This helped them keep their doors open and workforce employed during the pandemic. These loans covered things like health care costs, operating expenses, rent, utilities, fixed debt (e.g., mortgage), and other working capital needs.
But, since its inception, the EIDL program has caused some confusion, especially around deferring loan payments.
This article should clarify that confusion by answering the most commonly asked deferment questions. By the end, you'll know how to manage your payments and make a payment even while your loan is deferred. And we'll cover whether your loans can be forgiven.
Let's jump in.
Can an EIDL Loan Be Deferred?
Yes, you can defer EIDL loan payments for 30 months from the loan's disbursement date (i.e., when you got your first payment). You can find your disbursement data on the top of your original note's first page. You can also log in to the SBA portal at caweb.SBA.gov to see when your first payment is due.
Loans deferred in the spring of 2020 have reached the end of deferment. At this time, loans cannot be deferred any further.

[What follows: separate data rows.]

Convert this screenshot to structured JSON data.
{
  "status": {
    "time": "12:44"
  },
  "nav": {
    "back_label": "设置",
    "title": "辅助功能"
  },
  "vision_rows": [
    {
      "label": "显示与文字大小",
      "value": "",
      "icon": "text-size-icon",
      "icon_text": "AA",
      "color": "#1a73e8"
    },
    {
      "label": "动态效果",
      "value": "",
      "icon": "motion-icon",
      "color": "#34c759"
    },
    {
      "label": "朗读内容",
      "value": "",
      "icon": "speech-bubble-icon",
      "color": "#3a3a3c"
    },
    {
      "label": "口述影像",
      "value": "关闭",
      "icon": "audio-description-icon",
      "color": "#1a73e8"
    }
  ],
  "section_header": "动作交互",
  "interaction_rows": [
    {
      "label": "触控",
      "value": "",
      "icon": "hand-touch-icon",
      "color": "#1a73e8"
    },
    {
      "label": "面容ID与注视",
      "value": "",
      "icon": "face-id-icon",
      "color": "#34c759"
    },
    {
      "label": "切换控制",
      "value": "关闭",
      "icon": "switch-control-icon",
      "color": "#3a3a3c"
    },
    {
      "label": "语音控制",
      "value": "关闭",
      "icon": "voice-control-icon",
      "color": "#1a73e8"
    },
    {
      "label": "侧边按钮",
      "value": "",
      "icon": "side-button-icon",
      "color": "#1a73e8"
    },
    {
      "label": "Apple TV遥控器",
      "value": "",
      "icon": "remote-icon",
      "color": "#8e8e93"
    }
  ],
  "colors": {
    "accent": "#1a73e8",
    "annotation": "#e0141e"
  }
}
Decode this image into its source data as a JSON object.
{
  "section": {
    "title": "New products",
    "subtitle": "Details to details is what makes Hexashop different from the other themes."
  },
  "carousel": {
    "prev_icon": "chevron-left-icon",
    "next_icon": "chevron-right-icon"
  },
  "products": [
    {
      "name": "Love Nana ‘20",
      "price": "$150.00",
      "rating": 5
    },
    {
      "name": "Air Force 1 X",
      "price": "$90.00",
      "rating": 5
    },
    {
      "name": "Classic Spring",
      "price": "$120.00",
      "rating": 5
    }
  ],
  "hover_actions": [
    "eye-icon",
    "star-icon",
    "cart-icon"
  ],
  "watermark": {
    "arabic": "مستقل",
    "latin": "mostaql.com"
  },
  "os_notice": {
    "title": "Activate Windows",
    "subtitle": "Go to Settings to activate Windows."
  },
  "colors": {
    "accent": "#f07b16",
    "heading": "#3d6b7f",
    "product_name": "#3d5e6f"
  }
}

As a reminder, during deferment, interest accrues daily. That makes the cost of deferment quite expensive. The terms of deferment also include paying that additional interest in one balloon payment at the end of your loan (30 years from origination for most loans).
Here's a quick snapshot of when your loan would be due based on when you got your first payment: